#### Exercise brief
Images are to be excluded, and the rest of the data repeated exactly.

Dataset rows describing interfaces

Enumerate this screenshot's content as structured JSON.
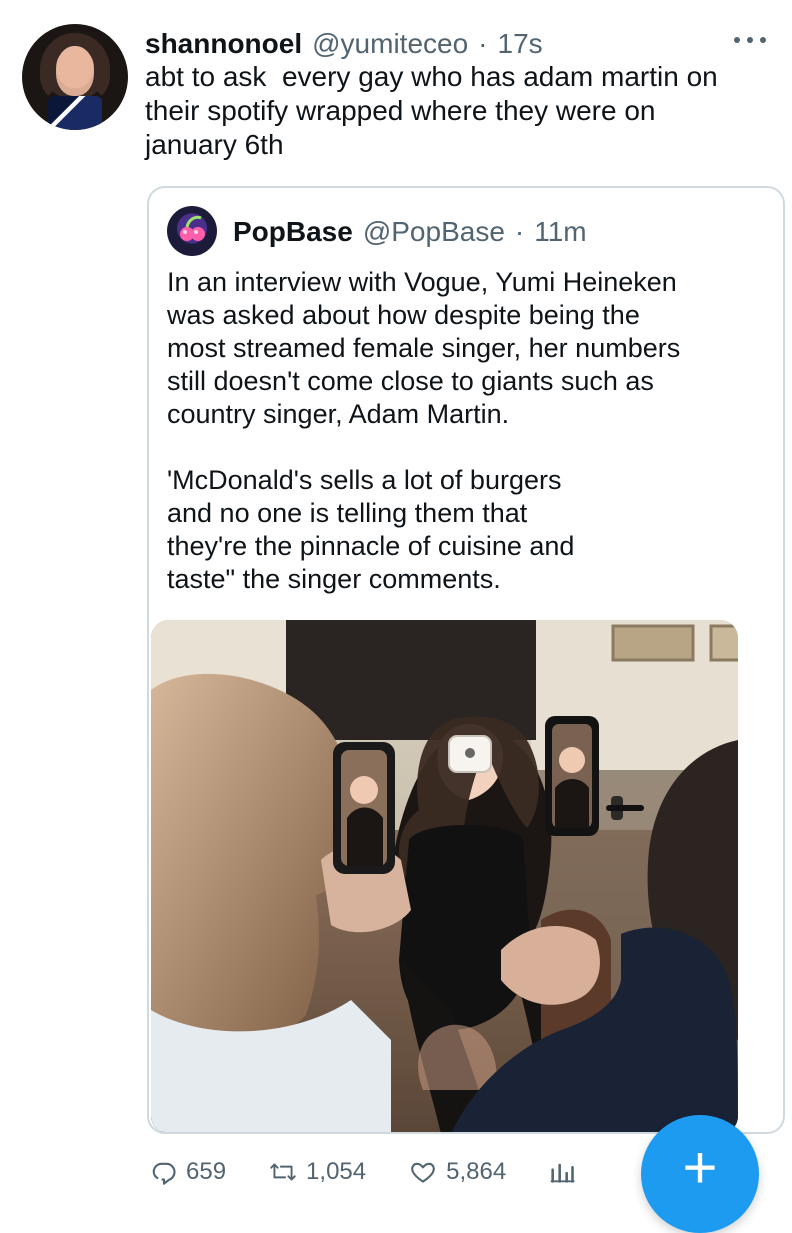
{
  "tweet": {
    "author_name": "shannonoel",
    "author_handle": "@yumiteceo",
    "separator": "·",
    "time": "17s",
    "text": "abt to ask  every gay who has adam martin on\ntheir spotify wrapped where they were on\njanuary 6th"
  },
  "quote": {
    "author_name": "PopBase",
    "author_handle": "@PopBase",
    "separator": "·",
    "time": "11m",
    "text": "In an interview with Vogue, Yumi Heineken\nwas asked about how despite being the\nmost streamed female singer, her numbers\nstill doesn't come close to giants such as\ncountry singer, Adam Martin.\n\n'McDonald's sells a lot of burgers\nand no one is telling them that\nthey're the pinnacle of cuisine and\ntaste\" the singer comments.",
    "image": {
      "alt_semantic": "photo-woman-being-photographed-with-phones"
    }
  },
  "actions": {
    "reply_count": "659",
    "retweet_count": "1,054",
    "like_count": "5,864"
  },
  "fab": {
    "label": "+"
  },
  "colors": {
    "accent": "#1d9bf0",
    "secondary_text": "#536471",
    "border": "#cfd9de",
    "text": "#0f1419"
  },
  "icons": {
    "more": "more-dots-icon",
    "reply": "reply-icon",
    "retweet": "retweet-icon",
    "like": "heart-icon",
    "analytics": "analytics-icon",
    "compose": "plus-icon"
  }
}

#### Result for this exercise
Enumerate this screenshot's content as structured JSON.
{
  "tweet": {
    "author_name": "shannonoel",
    "author_handle": "@yumiteceo",
    "separator": "·",
    "time": "17s",
    "text": "abt to ask  every gay who has adam martin on\ntheir spotify wrapped where they were on\njanuary 6th"
  },
  "quote": {
    "author_name": "PopBase",
    "author_handle": "@PopBase",
    "separator": "·",
    "time": "11m",
    "text": "In an interview with Vogue, Yumi Heineken\nwas asked about how despite being the\nmost streamed female singer, her numbers\nstill doesn't come close to giants such as\ncountry singer, Adam Martin.\n\n'McDonald's sells a lot of burgers\nand no one is telling them that\nthey're the pinnacle of cuisine and\ntaste\" the singer comments.",
    "image": {
      "alt_semantic": "photo-woman-being-photographed-with-phones"
    }
  },
  "actions": {
    "reply_count": "659",
    "retweet_count": "1,054",
    "like_count": "5,864"
  },
  "fab": {
    "label": "+"
  },
  "colors": {
    "accent": "#1d9bf0",
    "secondary_text": "#536471",
    "border": "#cfd9de",
    "text": "#0f1419"
  },
  "icons": {
    "more": "more-dots-icon",
    "reply": "reply-icon",
    "retweet": "retweet-icon",
    "like": "heart-icon",
    "analytics": "analytics-icon",
    "compose": "plus-icon"
  }
}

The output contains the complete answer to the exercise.